Awkward Conversations with Animals I’ve F*cked at King’s Head Theatre
First seen at the Edinburgh fringe in 2014, Awkward Conversations with Animals I’ve F*cked‘s London press performance is close to being a 5th anniversary revival of playwright Rob Hayes’s tragi-comic one-man show. The bestiality boldly emphasised in the title, though, may not make this the comedic hit one expected, but the production hints at Hayes’s promising potential as a playwright.
The play is divided into five separate episodes, all set post-coitus, where Bobby (Linus Karp, who has performed the role since 2017) conducts one-sided conversations with his animal partners. The first two dialogues, with a canine and cat respectively, occur within his studio flat, but his last tête-à-tête sees him in a bear cave, as he finds himself “on-the-run” from the police, not least as he’s stolen the previous two animals he’s had sexual relations with.
These surreal encounters provide a wealth of jokes (many obvious), which Hayes fully exhausts; yet, when the writing is focused on the comedy it reduces the play to a series of surreal skits. This is exacerbated by Karp’s polished performance, which is akin to a slick stand-up comedian who is so fully aware of the gags that he leaves the perfect amount of pause for the audience to belly laugh and guffaw until he’s ready to continue his delivery – as opposed to convincingly embodying a character genuinely attracted to animals and struggling to cope with this reality.
Cleverly, and thankfully, however, a parallel story, revealed as the episodes progress, reveals Bobby’s abandonment issues, brought about by his troubled relationship with his father. In the final moment, where he emotionally reveals that he witnessed a suicide attempt by his dad, the piece is at its strongest and the audience realises why Karp has, all along, counteracted the comedy with such overwrought anxiety: to highlight Bobby’s earnest yearning for a longer-term connection with these one-night stands.

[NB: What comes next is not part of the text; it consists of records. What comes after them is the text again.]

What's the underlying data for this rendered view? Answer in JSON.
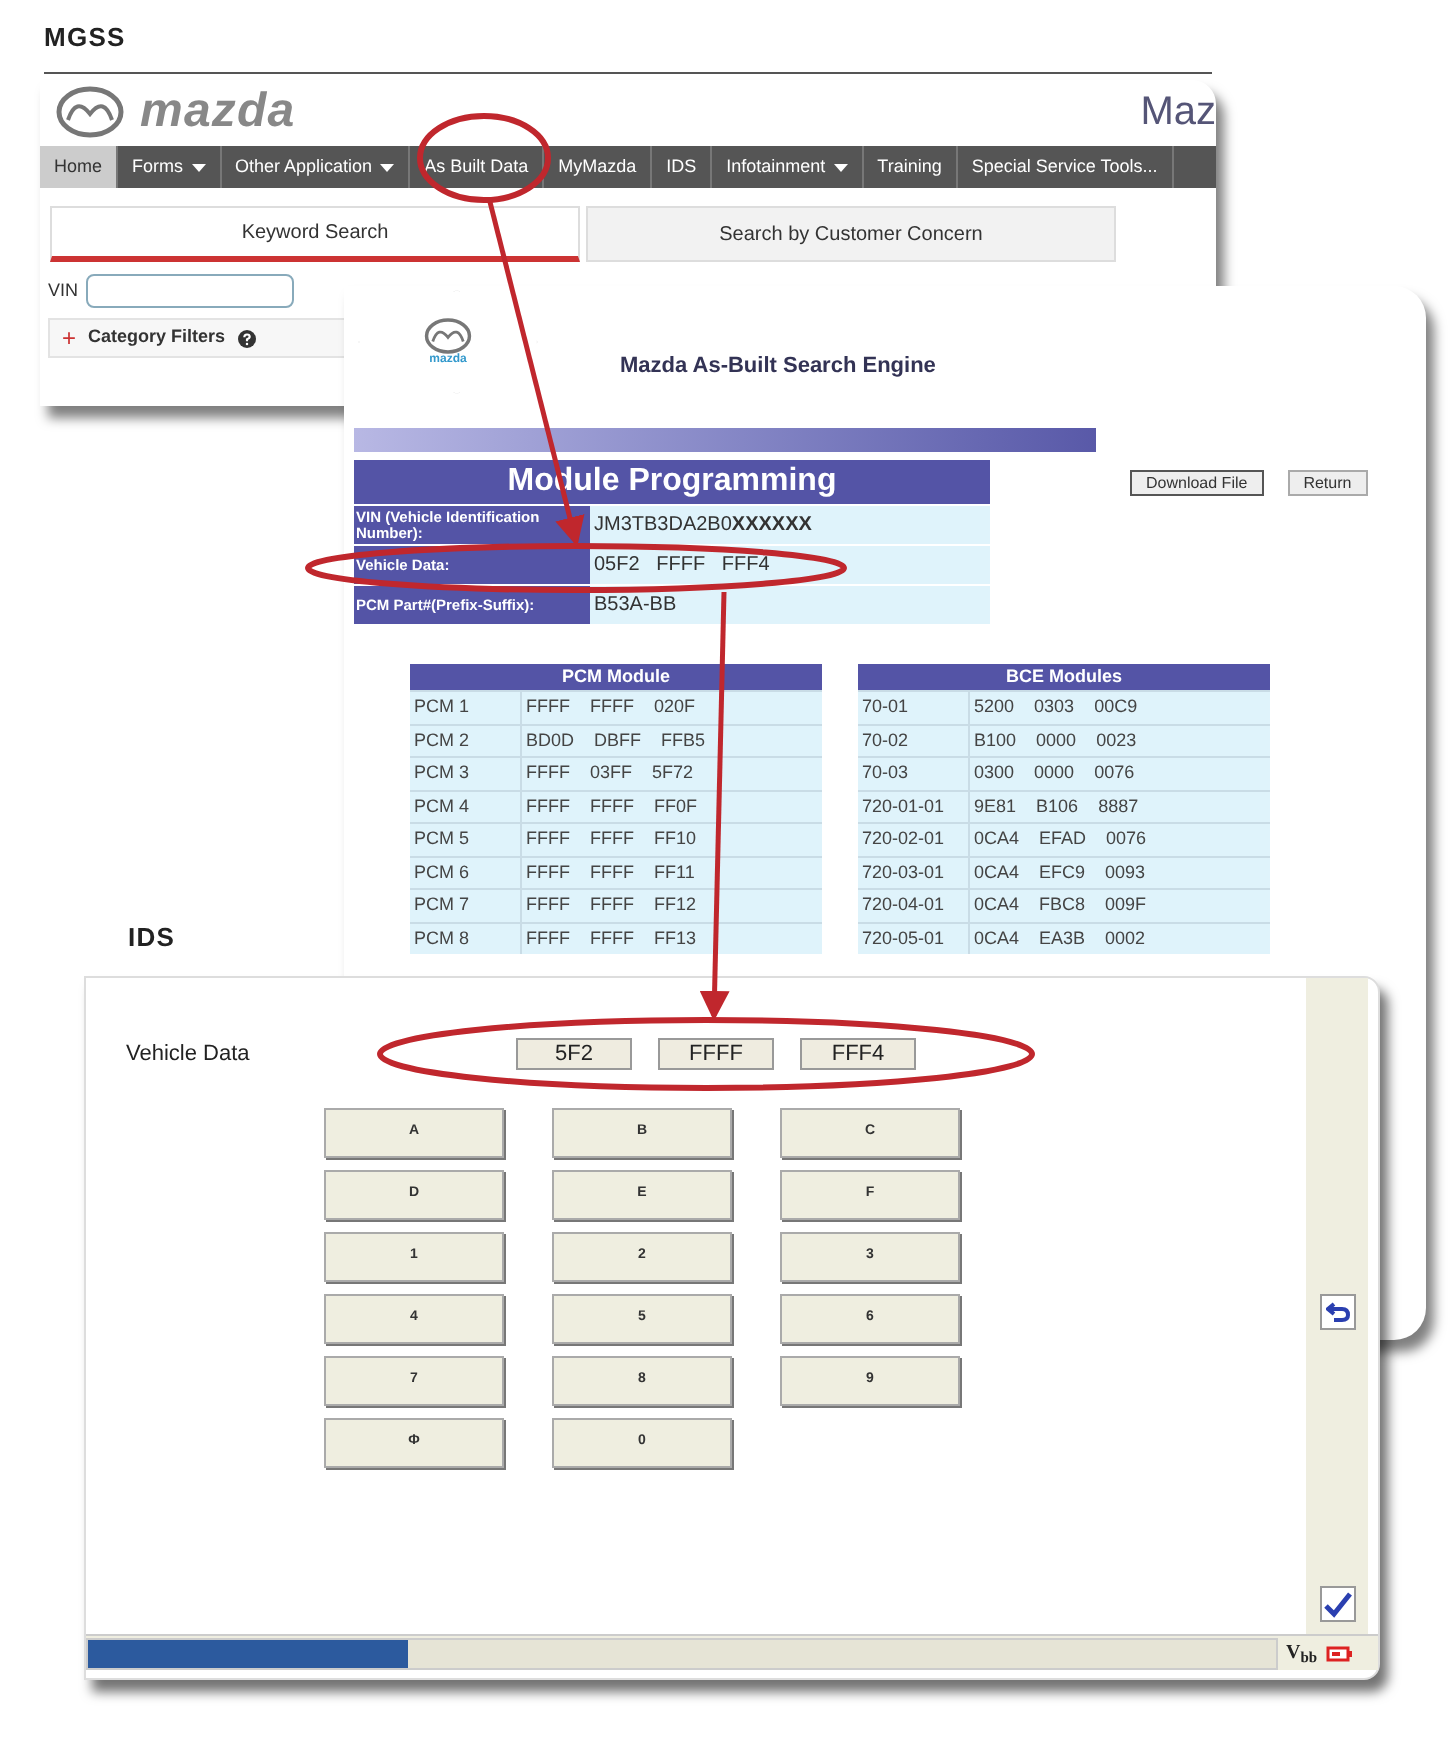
{
  "mgss_label": "MGSS",
  "mgss": {
    "brand": "mazda",
    "heading": "Maz",
    "nav": [
      {
        "label": "Home",
        "selected": true,
        "has_menu": false
      },
      {
        "label": "Forms",
        "selected": false,
        "has_menu": true
      },
      {
        "label": "Other Application",
        "selected": false,
        "has_menu": true
      },
      {
        "label": "As Built Data",
        "selected": false,
        "has_menu": false
      },
      {
        "label": "MyMazda",
        "selected": false,
        "has_menu": false
      },
      {
        "label": "IDS",
        "selected": false,
        "has_menu": false
      },
      {
        "label": "Infotainment",
        "selected": false,
        "has_menu": true
      },
      {
        "label": "Training",
        "selected": false,
        "has_menu": false
      },
      {
        "label": "Special Service Tools...",
        "selected": false,
        "has_menu": false
      }
    ],
    "tabs": [
      {
        "label": "Keyword Search",
        "selected": true
      },
      {
        "label": "Search by Customer Concern",
        "selected": false
      }
    ],
    "vin_label": "VIN",
    "filters": {
      "icon": "+",
      "label": "Category Filters"
    }
  },
  "asbuilt": {
    "brand": "mazda",
    "title": "Mazda As-Built Search Engine",
    "heading": "Module Programming",
    "info": [
      {
        "label": "VIN (Vehicle Identification Number):",
        "value": "JM3TB3DA2B0**XXXXXX**"
      },
      {
        "label": "Vehicle Data:",
        "value": "05F2   FFFF   FFF4"
      },
      {
        "label": "PCM Part#(Prefix-Suffix):",
        "value": "B53A-BB"
      }
    ],
    "buttons": [
      "Download File",
      "Return"
    ],
    "tables": [
      {
        "title": "PCM Module",
        "rows": [
          {
            "module": "PCM 1",
            "values": [
              "FFFF",
              "FFFF",
              "020F"
            ]
          },
          {
            "module": "PCM 2",
            "values": [
              "BD0D",
              "DBFF",
              "FFB5"
            ]
          },
          {
            "module": "PCM 3",
            "values": [
              "FFFF",
              "03FF",
              "5F72"
            ]
          },
          {
            "module": "PCM 4",
            "values": [
              "FFFF",
              "FFFF",
              "FF0F"
            ]
          },
          {
            "module": "PCM 5",
            "values": [
              "FFFF",
              "FFFF",
              "FF10"
            ]
          },
          {
            "module": "PCM 6",
            "values": [
              "FFFF",
              "FFFF",
              "FF11"
            ]
          },
          {
            "module": "PCM 7",
            "values": [
              "FFFF",
              "FFFF",
              "FF12"
            ]
          },
          {
            "module": "PCM 8",
            "values": [
              "FFFF",
              "FFFF",
              "FF13"
            ]
          }
        ]
      },
      {
        "title": "BCE Modules",
        "rows": [
          {
            "module": "70-01",
            "values": [
              "5200",
              "0303",
              "00C9"
            ]
          },
          {
            "module": "70-02",
            "values": [
              "B100",
              "0000",
              "0023"
            ]
          },
          {
            "module": "70-03",
            "values": [
              "0300",
              "0000",
              "0076"
            ]
          },
          {
            "module": "720-01-01",
            "values": [
              "9E81",
              "B106",
              "8887"
            ]
          },
          {
            "module": "720-02-01",
            "values": [
              "0CA4",
              "EFAD",
              "0076"
            ]
          },
          {
            "module": "720-03-01",
            "values": [
              "0CA4",
              "EFC9",
              "0093"
            ]
          },
          {
            "module": "720-04-01",
            "values": [
              "0CA4",
              "FBC8",
              "009F"
            ]
          },
          {
            "module": "720-05-01",
            "values": [
              "0CA4",
              "EA3B",
              "0002"
            ]
          }
        ]
      }
    ]
  },
  "ids_label": "IDS",
  "ids": {
    "vehicle_data_label": "Vehicle Data",
    "vehicle_data": [
      "5F2",
      "FFFF",
      "FFF4"
    ],
    "keys": [
      "A",
      "B",
      "C",
      "D",
      "E",
      "F",
      "1",
      "2",
      "3",
      "4",
      "5",
      "6",
      "7",
      "8",
      "9",
      "Φ",
      "0"
    ],
    "progress": {
      "level": 0.27
    },
    "voltage": "V$_{bb}$"
  }
}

It is at these sensitive moments where Awkward Conversations emerges from the shackles of Fringe theatre fodder (complete with anodyne attempt at “shock” factor) and morphs into a credible piece of theatre that offers an astute insight into the fragile mindset of the emotionally dependent young male. While it will be interesting to see if Karp has the capability to undertake future projects of a more traditionally theatrical nature, audiences should look forward with strong anticipation to Hayes’s future work, as this play demonstrates he is a playwright with capabilities that far exceed Fringe-size stages.
Photo: Simon J Webb
Awkward Conversations with Animals I’ve F*cked is at King’s Head Theatre from 12th until 27th April 2019. For further information or to book visit the theatre’s website here.